▶ [TASK OBJECTIVE]
Your answer must contain each line of the listing in which "JSON" appears, copied in full.

▶ [STORED DATA]
^^^^^^^^

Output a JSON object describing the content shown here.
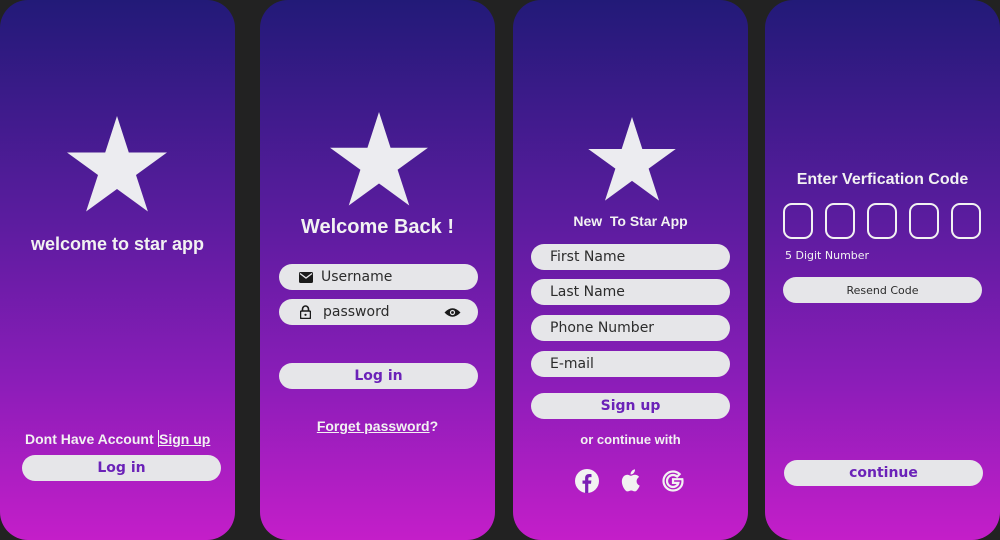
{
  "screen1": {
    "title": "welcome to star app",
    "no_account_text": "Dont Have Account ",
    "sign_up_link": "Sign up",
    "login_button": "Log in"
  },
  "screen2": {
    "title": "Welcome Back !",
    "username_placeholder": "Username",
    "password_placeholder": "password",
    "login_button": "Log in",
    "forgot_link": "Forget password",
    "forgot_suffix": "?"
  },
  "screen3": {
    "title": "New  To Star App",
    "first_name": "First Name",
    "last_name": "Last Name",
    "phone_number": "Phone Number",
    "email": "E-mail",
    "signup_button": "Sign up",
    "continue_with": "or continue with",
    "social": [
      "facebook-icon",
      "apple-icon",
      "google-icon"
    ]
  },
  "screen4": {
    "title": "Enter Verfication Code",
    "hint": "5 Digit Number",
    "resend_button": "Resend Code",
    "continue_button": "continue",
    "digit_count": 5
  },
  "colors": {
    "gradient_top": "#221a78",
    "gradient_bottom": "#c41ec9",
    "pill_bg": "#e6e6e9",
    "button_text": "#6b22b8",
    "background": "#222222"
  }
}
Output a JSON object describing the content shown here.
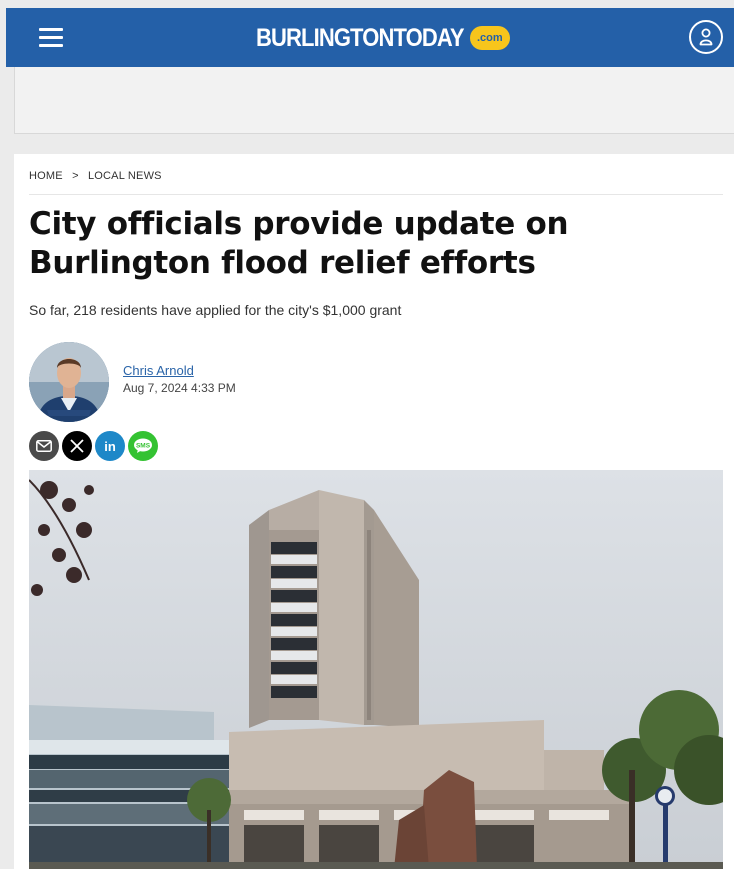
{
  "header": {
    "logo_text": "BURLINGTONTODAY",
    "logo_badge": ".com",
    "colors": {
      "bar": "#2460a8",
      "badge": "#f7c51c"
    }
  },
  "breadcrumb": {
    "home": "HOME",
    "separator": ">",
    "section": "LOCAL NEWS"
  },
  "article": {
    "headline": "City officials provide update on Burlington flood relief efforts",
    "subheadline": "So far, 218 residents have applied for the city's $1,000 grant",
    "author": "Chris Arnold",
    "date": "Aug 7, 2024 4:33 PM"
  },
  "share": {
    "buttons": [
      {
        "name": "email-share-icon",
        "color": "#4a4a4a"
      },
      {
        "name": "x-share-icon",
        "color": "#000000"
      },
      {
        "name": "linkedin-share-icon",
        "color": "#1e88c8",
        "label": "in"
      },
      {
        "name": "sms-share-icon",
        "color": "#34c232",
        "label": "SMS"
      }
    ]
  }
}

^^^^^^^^

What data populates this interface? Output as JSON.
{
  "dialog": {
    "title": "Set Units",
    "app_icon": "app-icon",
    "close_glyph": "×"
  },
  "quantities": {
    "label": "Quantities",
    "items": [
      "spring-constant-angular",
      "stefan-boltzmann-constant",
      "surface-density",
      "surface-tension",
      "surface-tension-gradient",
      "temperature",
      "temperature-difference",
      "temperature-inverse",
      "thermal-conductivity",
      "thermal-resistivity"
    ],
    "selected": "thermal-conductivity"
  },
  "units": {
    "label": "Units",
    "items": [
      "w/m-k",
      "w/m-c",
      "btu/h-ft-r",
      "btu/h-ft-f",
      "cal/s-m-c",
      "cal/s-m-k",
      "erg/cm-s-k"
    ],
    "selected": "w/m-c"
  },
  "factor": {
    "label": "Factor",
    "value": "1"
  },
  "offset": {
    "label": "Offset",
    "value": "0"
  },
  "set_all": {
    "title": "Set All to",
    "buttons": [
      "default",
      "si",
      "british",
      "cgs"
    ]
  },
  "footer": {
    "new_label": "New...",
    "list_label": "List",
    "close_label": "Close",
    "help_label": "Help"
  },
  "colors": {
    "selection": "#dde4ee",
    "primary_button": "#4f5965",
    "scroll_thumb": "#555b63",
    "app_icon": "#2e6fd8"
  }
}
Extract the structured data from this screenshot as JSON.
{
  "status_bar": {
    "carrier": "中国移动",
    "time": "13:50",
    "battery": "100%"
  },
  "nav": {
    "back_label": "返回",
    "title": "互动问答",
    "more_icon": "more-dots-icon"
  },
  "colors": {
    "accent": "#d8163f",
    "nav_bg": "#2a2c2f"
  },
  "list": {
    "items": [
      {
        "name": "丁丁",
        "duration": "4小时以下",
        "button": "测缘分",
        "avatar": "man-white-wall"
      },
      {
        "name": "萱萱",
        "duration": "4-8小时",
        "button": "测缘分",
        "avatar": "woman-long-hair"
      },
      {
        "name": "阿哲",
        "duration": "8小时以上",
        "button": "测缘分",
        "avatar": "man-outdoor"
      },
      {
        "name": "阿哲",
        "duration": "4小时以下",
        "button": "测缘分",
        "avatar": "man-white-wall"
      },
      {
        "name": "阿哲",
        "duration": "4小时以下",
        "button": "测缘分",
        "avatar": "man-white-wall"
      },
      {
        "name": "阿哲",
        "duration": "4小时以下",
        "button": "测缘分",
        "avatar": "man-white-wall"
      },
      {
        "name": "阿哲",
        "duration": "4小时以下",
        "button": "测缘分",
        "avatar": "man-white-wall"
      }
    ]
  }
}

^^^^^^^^

▶ [RESULT OF THE EXERCISE]
Output a JSON object describing the content shown here.
Output a JSON object describing the content shown here.
What data populates this interface? Output as JSON.
Extract the structured data from this screenshot as JSON.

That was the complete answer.